@Scripps Arts & Media

Nothing more Joy-ish than Queer-ish: A Snapshot of “Queer-ish: Photography and the LGBTQ+ Imaginary”

Belén Yudess ’25
Copy Editor Intern

What does it mean to be queer in one’s own time?

On Oct. 28, the Ruth Chandler William’s Gallery opened its latest exhibit “Queer-ish: Photography and the LGBTQ+ Imaginary,” thoughtfully curated by photography and humanities professor and Fletcher Jones Endowed Chair in Art, Ken Gonzales-Day. Split into four sections – “Touch,” “Portrait,” “Queer Imaginary,” and “Acting Out” – the gallery features several black and white portraits of same sex couples embracing or holding hands, modern photos of queer couples and individuals in creative settings, and a handful of snapshots of eclectic objects or vibrant collages.

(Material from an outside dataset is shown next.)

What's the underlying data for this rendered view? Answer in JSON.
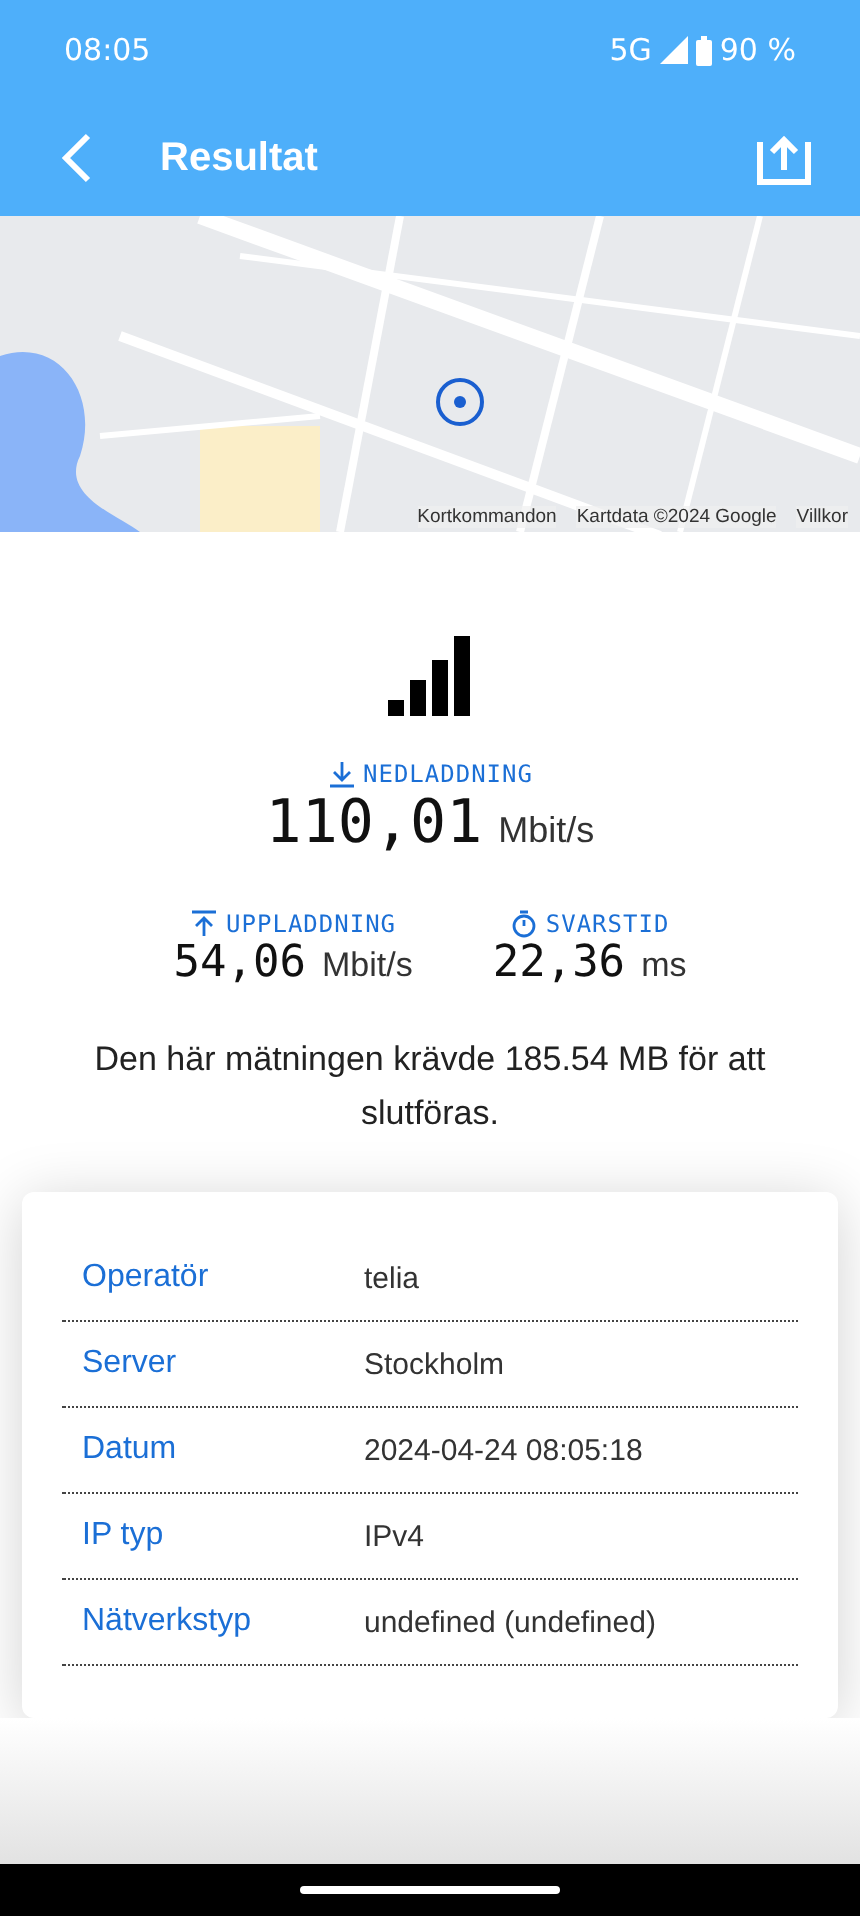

The exhibit highlights several queer icons and role models such as acclaimed author Gertrude Stein and her life partner Alice B. Toklas; actress, singer, and trans activist Christine Jorgensen; and Annie Sprinkle who is an advocate for sex work and founder of the sexecology environmental activism movement. Besides Gonzales-Day’s own work, pieces from the following contemporary artists are also present: Laura Aguilar, Ohan Breiding ’06, Bruce of Los Angeles, Claude Cahun, Tammy Rae Carland, Rick Castro, Zackary Drucker and Rhys Ernst, Naima Green, John K. Hillers, Taizo Kato, Molly Landreth ’01, Bob Mizer, Pierre Molinier, Paul Mpagi Sepuya, Catherine Opie, Marcel Pardo Ariza, Pau S. Pescador, George Quaintance, Pacifico Silano, Annie Sprinkle, Baron Wilhelm von Gloeden, and Austin Young.

Although Gonzales-Day had the idea for “Queer-ish” in the back of his mind for some time, the recent spike in anti- LGBTQ+ legislation inspired him to act. “Dozens of state legislatures are attempting to turn back the clock on decades of civil rights progress,” he said. “Recent global estimates suggest that 83% of those who identify as lesbian, gay, or bisexual, must keep their orientation hidden for their safety.”

The exhibition aims to promote increased awareness and understanding of gender identity and how photographic practices have shaped LBGTQ+ history. In recent years, anti-LGBTQ+ activists in California have demanded a repeal in LGBTQ+ inclusive policies and there have been a record number of anti-LGBTQ+, specifically anti-trans bills.

Amidst the fear and ongoing struggle the queer community faces to love and live freely, Gonzales-Day’s gallery encourages people to reflect on concepts of identity within a queer space. The first category, “Touch,” depicts what it means to physically embrace queerness through human contact and the historic and present risks of these actions. This flows into the idea of “Portrait”: how these displays of affection and intimacy form perspectives on representation and self representation.

Another idea the exhibit explores is the “Queer Imaginary,” which Gonzales-Day explains is the meshing of frameworks that are applied to queerness. “Drawing on Jean-Paul Sartre’s notion of the imaginary as well as Judith Butler’s concept of performative identity,” said Gonzales-Day. “It posits queerness as a generative personal and cultural space that is exploratory, celebratory, precarious, unseen, fluid, and always changing.”

This leads into the final aspect of the show, “Acting Out,” which presents how people perform or present their personal experiences with queerness. This takes the form of dressing in drag or the ways in which one chooses to display their body.

Although the gallery covers a variety of diverse, innovative, and beautiful queer stories, all of them share a common thread that weaves them together: resilience. Gonzales-Day notes that despite the issues that arise for representation of the queer community, his gallery and the work of its contributors aim to remind the queer community that they are not alone, and their identities should always be celebrated.

“The exhibition and related programming acknowledge and celebrate queerness and its myriad expressions,” he said. “They also remind those who wish queer people harm that love is universal and timeless.”

Image Source: Ellen Hu ’24